[What the task asks]: Retype the whole listing that follows so that it matches the original exactly.

[Exercise input]:
Segment Open

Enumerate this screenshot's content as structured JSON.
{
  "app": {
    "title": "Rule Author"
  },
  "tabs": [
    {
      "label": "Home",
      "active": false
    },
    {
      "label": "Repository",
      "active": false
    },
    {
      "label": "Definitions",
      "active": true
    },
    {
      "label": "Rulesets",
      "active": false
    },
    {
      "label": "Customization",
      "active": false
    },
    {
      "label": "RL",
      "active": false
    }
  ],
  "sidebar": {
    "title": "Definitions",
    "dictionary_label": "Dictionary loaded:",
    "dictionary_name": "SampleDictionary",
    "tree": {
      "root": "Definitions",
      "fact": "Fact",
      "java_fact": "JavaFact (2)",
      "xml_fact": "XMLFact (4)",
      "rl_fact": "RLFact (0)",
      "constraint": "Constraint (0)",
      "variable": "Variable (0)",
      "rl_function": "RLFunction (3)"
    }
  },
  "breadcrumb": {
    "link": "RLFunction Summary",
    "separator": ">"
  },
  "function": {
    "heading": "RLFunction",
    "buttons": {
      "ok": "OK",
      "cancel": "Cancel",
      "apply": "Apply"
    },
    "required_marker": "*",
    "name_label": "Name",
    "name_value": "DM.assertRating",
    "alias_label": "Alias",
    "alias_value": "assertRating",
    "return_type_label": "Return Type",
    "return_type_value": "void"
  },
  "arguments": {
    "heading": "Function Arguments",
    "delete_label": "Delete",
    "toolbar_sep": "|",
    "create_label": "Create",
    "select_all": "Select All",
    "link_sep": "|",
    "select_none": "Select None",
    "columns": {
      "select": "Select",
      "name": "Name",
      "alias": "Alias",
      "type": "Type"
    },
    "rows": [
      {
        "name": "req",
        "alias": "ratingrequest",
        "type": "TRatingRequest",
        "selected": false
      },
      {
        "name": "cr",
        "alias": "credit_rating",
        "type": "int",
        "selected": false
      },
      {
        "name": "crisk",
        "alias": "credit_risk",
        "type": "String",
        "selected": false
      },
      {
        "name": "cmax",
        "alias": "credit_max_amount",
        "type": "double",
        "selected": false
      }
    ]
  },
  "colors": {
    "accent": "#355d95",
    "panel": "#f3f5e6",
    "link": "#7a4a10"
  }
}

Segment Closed

[Written response]:
Enumerate this screenshot's content as structured JSON.
{
  "app": {
    "title": "Rule Author"
  },
  "tabs": [
    {
      "label": "Home",
      "active": false
    },
    {
      "label": "Repository",
      "active": false
    },
    {
      "label": "Definitions",
      "active": true
    },
    {
      "label": "Rulesets",
      "active": false
    },
    {
      "label": "Customization",
      "active": false
    },
    {
      "label": "RL",
      "active": false
    }
  ],
  "sidebar": {
    "title": "Definitions",
    "dictionary_label": "Dictionary loaded:",
    "dictionary_name": "SampleDictionary",
    "tree": {
      "root": "Definitions",
      "fact": "Fact",
      "java_fact": "JavaFact (2)",
      "xml_fact": "XMLFact (4)",
      "rl_fact": "RLFact (0)",
      "constraint": "Constraint (0)",
      "variable": "Variable (0)",
      "rl_function": "RLFunction (3)"
    }
  },
  "breadcrumb": {
    "link": "RLFunction Summary",
    "separator": ">"
  },
  "function": {
    "heading": "RLFunction",
    "buttons": {
      "ok": "OK",
      "cancel": "Cancel",
      "apply": "Apply"
    },
    "required_marker": "*",
    "name_label": "Name",
    "name_value": "DM.assertRating",
    "alias_label": "Alias",
    "alias_value": "assertRating",
    "return_type_label": "Return Type",
    "return_type_value": "void"
  },
  "arguments": {
    "heading": "Function Arguments",
    "delete_label": "Delete",
    "toolbar_sep": "|",
    "create_label": "Create",
    "select_all": "Select All",
    "link_sep": "|",
    "select_none": "Select None",
    "columns": {
      "select": "Select",
      "name": "Name",
      "alias": "Alias",
      "type": "Type"
    },
    "rows": [
      {
        "name": "req",
        "alias": "ratingrequest",
        "type": "TRatingRequest",
        "selected": false
      },
      {
        "name": "cr",
        "alias": "credit_rating",
        "type": "int",
        "selected": false
      },
      {
        "name": "crisk",
        "alias": "credit_risk",
        "type": "String",
        "selected": false
      },
      {
        "name": "cmax",
        "alias": "credit_max_amount",
        "type": "double",
        "selected": false
      }
    ]
  },
  "colors": {
    "accent": "#355d95",
    "panel": "#f3f5e6",
    "link": "#7a4a10"
  }
}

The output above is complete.